ACTION ITEM
Look through the records and copy every line in which "curve" appears.

RECORDED DATA

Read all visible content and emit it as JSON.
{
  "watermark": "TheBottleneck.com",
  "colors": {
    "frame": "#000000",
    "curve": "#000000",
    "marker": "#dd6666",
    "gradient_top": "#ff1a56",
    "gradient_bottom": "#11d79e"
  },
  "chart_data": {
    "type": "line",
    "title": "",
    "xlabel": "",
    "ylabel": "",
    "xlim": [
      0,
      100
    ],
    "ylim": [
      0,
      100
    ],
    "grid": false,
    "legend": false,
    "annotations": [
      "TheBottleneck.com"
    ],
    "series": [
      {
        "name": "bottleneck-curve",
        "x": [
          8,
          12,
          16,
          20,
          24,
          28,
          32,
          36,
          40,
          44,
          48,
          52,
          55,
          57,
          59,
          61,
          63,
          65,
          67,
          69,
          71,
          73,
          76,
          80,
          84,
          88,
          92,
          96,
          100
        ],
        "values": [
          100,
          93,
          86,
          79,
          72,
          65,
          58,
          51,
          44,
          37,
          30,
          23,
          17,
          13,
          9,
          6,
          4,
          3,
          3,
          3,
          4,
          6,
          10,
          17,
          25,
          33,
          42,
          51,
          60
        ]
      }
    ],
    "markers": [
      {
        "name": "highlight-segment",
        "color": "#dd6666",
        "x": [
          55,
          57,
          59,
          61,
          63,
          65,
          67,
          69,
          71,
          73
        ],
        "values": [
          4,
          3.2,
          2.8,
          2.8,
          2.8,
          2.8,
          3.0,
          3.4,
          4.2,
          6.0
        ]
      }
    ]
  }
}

TASK RESPONSE
    "curve": "#000000",
        "name": "bottleneck-curve",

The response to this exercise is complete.